### Exercise directions
Go through the records and filter out every line lacking the word "JSON"; copy the lines that remain.

(Beginning of Entries supplied)

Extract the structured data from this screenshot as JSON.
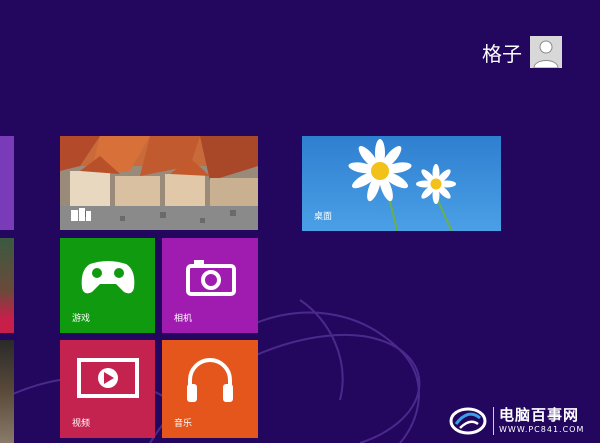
{
  "user": {
    "name": "格子",
    "avatar_icon": "user-silhouette-icon"
  },
  "tiles": {
    "photos": {
      "label": "",
      "icon": "photo-album-icon",
      "color": "#b85a2a"
    },
    "desktop": {
      "label": "桌面",
      "color": "#3a8fd6"
    },
    "games": {
      "label": "游戏",
      "icon": "xbox-controller-icon",
      "color": "#0f9a0f"
    },
    "camera": {
      "label": "相机",
      "icon": "camera-icon",
      "color": "#a01bb0"
    },
    "video": {
      "label": "视频",
      "icon": "video-play-icon",
      "color": "#c4234f"
    },
    "music": {
      "label": "音乐",
      "icon": "headphones-icon",
      "color": "#e5561c"
    }
  },
  "left_strip_color": "#7a3bb8",
  "watermark": {
    "title": "电脑百事网",
    "url": "WWW.PC841.COM"
  }
}
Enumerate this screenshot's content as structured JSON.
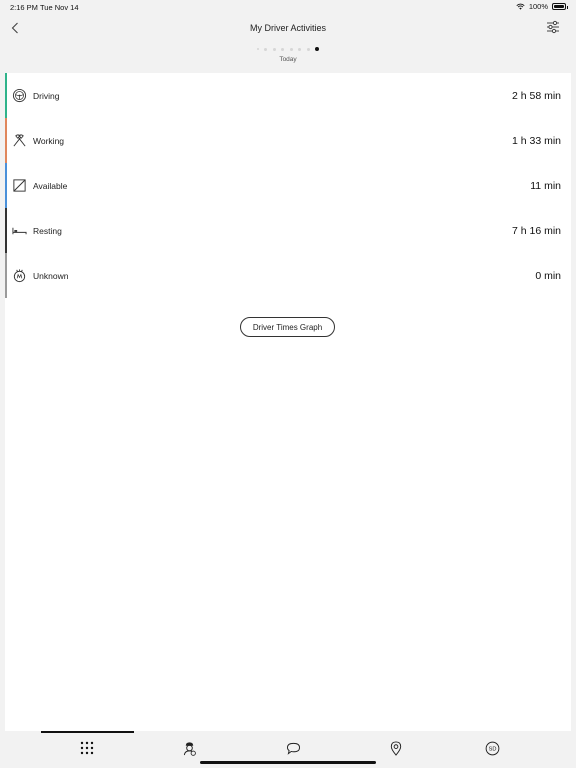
{
  "status_bar": {
    "time": "2:16 PM",
    "date": "Tue Nov 14",
    "battery": "100%"
  },
  "header": {
    "title": "My Driver Activities",
    "day_label": "Today",
    "page_dots": 8,
    "active_dot": 8
  },
  "activities": [
    {
      "label": "Driving",
      "value": "2 h 58 min",
      "color": "#2fb38a",
      "icon": "steering-wheel-icon"
    },
    {
      "label": "Working",
      "value": "1 h 33 min",
      "color": "#e0875c",
      "icon": "hammers-icon"
    },
    {
      "label": "Available",
      "value": "11 min",
      "color": "#4a90d9",
      "icon": "available-square-icon"
    },
    {
      "label": "Resting",
      "value": "7 h 16 min",
      "color": "#333333",
      "icon": "bed-icon"
    },
    {
      "label": "Unknown",
      "value": "0 min",
      "color": "#9a9a9a",
      "icon": "unknown-activity-icon"
    }
  ],
  "graph_button": {
    "label": "Driver Times Graph"
  },
  "tabbar": {
    "tabs": [
      "grid-menu-icon",
      "driver-icon",
      "message-icon",
      "location-pin-icon",
      "sd-icon"
    ],
    "active_index": 0,
    "sd_text": "SD"
  }
}
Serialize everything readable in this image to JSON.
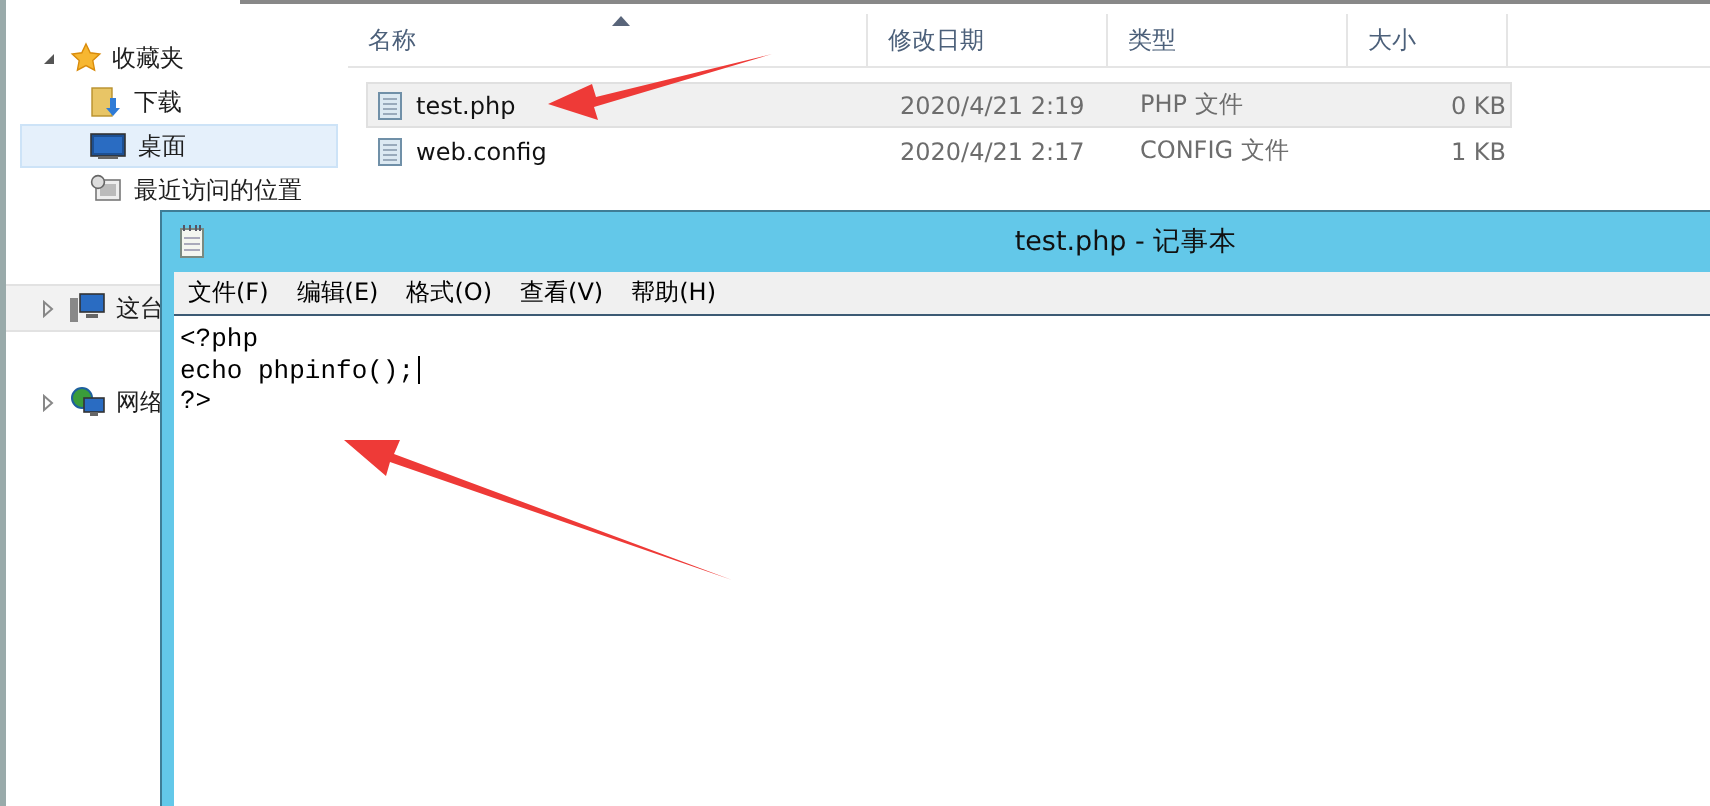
{
  "explorer": {
    "sidebar": [
      {
        "label": "收藏夹",
        "kind": "favorites",
        "expanded": true,
        "children": [
          {
            "label": "下载",
            "kind": "download",
            "selected": false
          },
          {
            "label": "桌面",
            "kind": "desktop",
            "selected": true
          },
          {
            "label": "最近访问的位置",
            "kind": "recent",
            "selected": false
          }
        ]
      },
      {
        "label": "这台",
        "kind": "computer",
        "expanded": false
      },
      {
        "label": "网络",
        "kind": "network",
        "expanded": false
      }
    ],
    "columns": [
      {
        "label": "名称",
        "sorted": true
      },
      {
        "label": "修改日期",
        "sorted": false
      },
      {
        "label": "类型",
        "sorted": false
      },
      {
        "label": "大小",
        "sorted": false
      }
    ],
    "rows": [
      {
        "name": "test.php",
        "modified": "2020/4/21 2:19",
        "type": "PHP 文件",
        "size": "0 KB",
        "selected": true
      },
      {
        "name": "web.config",
        "modified": "2020/4/21 2:17",
        "type": "CONFIG 文件",
        "size": "1 KB",
        "selected": false
      }
    ]
  },
  "notepad": {
    "title": "test.php - 记事本",
    "menu": [
      "文件(F)",
      "编辑(E)",
      "格式(O)",
      "查看(V)",
      "帮助(H)"
    ],
    "content": [
      "<?php",
      "echo phpinfo();",
      "?>"
    ]
  }
}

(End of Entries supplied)

### Solution for this task
Extract the structured data from this screenshot as JSON.
Enumerate this screenshot's content as structured JSON.
Serialize everything readable in this image to JSON.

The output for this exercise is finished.